* [PROBLEM DETAILS]: Each record should be output exactly, with every character kept.

Component data from apps and pages
--
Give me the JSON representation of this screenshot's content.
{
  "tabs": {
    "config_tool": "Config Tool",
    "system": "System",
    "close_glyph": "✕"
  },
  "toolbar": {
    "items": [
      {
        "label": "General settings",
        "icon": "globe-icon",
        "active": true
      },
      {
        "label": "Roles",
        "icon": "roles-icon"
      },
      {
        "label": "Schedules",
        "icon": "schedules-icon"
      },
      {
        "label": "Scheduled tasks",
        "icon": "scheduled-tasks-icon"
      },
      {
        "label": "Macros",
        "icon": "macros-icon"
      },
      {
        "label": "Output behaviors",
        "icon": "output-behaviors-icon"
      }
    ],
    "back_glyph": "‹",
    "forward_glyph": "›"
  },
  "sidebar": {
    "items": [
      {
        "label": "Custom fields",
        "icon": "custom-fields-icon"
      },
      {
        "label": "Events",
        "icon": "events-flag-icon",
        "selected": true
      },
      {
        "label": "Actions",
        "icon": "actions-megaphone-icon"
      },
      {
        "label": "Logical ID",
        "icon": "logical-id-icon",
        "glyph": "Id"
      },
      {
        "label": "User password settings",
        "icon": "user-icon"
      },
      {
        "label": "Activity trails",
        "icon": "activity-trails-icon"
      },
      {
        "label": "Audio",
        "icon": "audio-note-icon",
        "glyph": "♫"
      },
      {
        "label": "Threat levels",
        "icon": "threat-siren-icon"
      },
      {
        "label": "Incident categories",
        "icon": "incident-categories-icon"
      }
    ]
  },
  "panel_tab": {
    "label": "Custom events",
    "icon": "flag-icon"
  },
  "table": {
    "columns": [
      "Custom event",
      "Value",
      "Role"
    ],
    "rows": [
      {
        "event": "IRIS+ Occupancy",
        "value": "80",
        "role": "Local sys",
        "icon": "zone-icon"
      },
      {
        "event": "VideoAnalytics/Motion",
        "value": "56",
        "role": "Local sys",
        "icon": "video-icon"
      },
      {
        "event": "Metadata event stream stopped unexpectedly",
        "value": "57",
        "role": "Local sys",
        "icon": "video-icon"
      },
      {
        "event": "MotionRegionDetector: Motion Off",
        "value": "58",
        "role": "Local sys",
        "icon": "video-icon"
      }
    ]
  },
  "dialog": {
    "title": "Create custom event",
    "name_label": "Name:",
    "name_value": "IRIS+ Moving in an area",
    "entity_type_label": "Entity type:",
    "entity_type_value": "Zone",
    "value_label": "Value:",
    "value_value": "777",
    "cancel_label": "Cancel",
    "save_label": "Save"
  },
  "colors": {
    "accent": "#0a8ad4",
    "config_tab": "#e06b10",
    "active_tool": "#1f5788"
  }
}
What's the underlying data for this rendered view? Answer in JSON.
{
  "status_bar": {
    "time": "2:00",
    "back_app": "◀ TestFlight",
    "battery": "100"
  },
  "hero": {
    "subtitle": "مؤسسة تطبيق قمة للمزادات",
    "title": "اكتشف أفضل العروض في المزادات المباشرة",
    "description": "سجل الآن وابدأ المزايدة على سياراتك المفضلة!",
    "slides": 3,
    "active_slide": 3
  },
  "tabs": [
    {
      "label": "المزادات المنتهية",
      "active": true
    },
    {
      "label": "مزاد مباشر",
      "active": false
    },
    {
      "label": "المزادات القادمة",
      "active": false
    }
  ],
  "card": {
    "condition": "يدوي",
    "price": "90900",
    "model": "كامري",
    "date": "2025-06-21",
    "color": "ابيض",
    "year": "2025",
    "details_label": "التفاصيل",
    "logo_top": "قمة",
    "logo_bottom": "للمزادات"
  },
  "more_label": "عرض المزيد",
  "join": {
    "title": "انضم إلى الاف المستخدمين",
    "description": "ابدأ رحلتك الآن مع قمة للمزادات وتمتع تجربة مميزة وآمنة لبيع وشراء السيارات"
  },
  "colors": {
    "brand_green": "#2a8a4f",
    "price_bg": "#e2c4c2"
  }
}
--
* [RESPONSE TO THE EXERCISE]:
Give me the JSON representation of this screenshot's content.
{
  "tabs": {
    "config_tool": "Config Tool",
    "system": "System",
    "close_glyph": "✕"
  },
  "toolbar": {
    "items": [
      {
        "label": "General settings",
        "icon": "globe-icon",
        "active": true
      },
      {
        "label": "Roles",
        "icon": "roles-icon"
      },
      {
        "label": "Schedules",
        "icon": "schedules-icon"
      },
      {
        "label": "Scheduled tasks",
        "icon": "scheduled-tasks-icon"
      },
      {
        "label": "Macros",
        "icon": "macros-icon"
      },
      {
        "label": "Output behaviors",
        "icon": "output-behaviors-icon"
      }
    ],
    "back_glyph": "‹",
    "forward_glyph": "›"
  },
  "sidebar": {
    "items": [
      {
        "label": "Custom fields",
        "icon": "custom-fields-icon"
      },
      {
        "label": "Events",
        "icon": "events-flag-icon",
        "selected": true
      },
      {
        "label": "Actions",
        "icon": "actions-megaphone-icon"
      },
      {
        "label": "Logical ID",
        "icon": "logical-id-icon",
        "glyph": "Id"
      },
      {
        "label": "User password settings",
        "icon": "user-icon"
      },
      {
        "label": "Activity trails",
        "icon": "activity-trails-icon"
      },
      {
        "label": "Audio",
        "icon": "audio-note-icon",
        "glyph": "♫"
      },
      {
        "label": "Threat levels",
        "icon": "threat-siren-icon"
      },
      {
        "label": "Incident categories",
        "icon": "incident-categories-icon"
      }
    ]
  },
  "panel_tab": {
    "label": "Custom events",
    "icon": "flag-icon"
  },
  "table": {
    "columns": [
      "Custom event",
      "Value",
      "Role"
    ],
    "rows": [
      {
        "event": "IRIS+ Occupancy",
        "value": "80",
        "role": "Local sys",
        "icon": "zone-icon"
      },
      {
        "event": "VideoAnalytics/Motion",
        "value": "56",
        "role": "Local sys",
        "icon": "video-icon"
      },
      {
        "event": "Metadata event stream stopped unexpectedly",
        "value": "57",
        "role": "Local sys",
        "icon": "video-icon"
      },
      {
        "event": "MotionRegionDetector: Motion Off",
        "value": "58",
        "role": "Local sys",
        "icon": "video-icon"
      }
    ]
  },
  "dialog": {
    "title": "Create custom event",
    "name_label": "Name:",
    "name_value": "IRIS+ Moving in an area",
    "entity_type_label": "Entity type:",
    "entity_type_value": "Zone",
    "value_label": "Value:",
    "value_value": "777",
    "cancel_label": "Cancel",
    "save_label": "Save"
  },
  "colors": {
    "accent": "#0a8ad4",
    "config_tab": "#e06b10",
    "active_tool": "#1f5788"
  }
}
What's the underlying data for this rendered view? Answer in JSON.
{
  "status_bar": {
    "time": "2:00",
    "back_app": "◀ TestFlight",
    "battery": "100"
  },
  "hero": {
    "subtitle": "مؤسسة تطبيق قمة للمزادات",
    "title": "اكتشف أفضل العروض في المزادات المباشرة",
    "description": "سجل الآن وابدأ المزايدة على سياراتك المفضلة!",
    "slides": 3,
    "active_slide": 3
  },
  "tabs": [
    {
      "label": "المزادات المنتهية",
      "active": true
    },
    {
      "label": "مزاد مباشر",
      "active": false
    },
    {
      "label": "المزادات القادمة",
      "active": false
    }
  ],
  "card": {
    "condition": "يدوي",
    "price": "90900",
    "model": "كامري",
    "date": "2025-06-21",
    "color": "ابيض",
    "year": "2025",
    "details_label": "التفاصيل",
    "logo_top": "قمة",
    "logo_bottom": "للمزادات"
  },
  "more_label": "عرض المزيد",
  "join": {
    "title": "انضم إلى الاف المستخدمين",
    "description": "ابدأ رحلتك الآن مع قمة للمزادات وتمتع تجربة مميزة وآمنة لبيع وشراء السيارات"
  },
  "colors": {
    "brand_green": "#2a8a4f",
    "price_bg": "#e2c4c2"
  }
}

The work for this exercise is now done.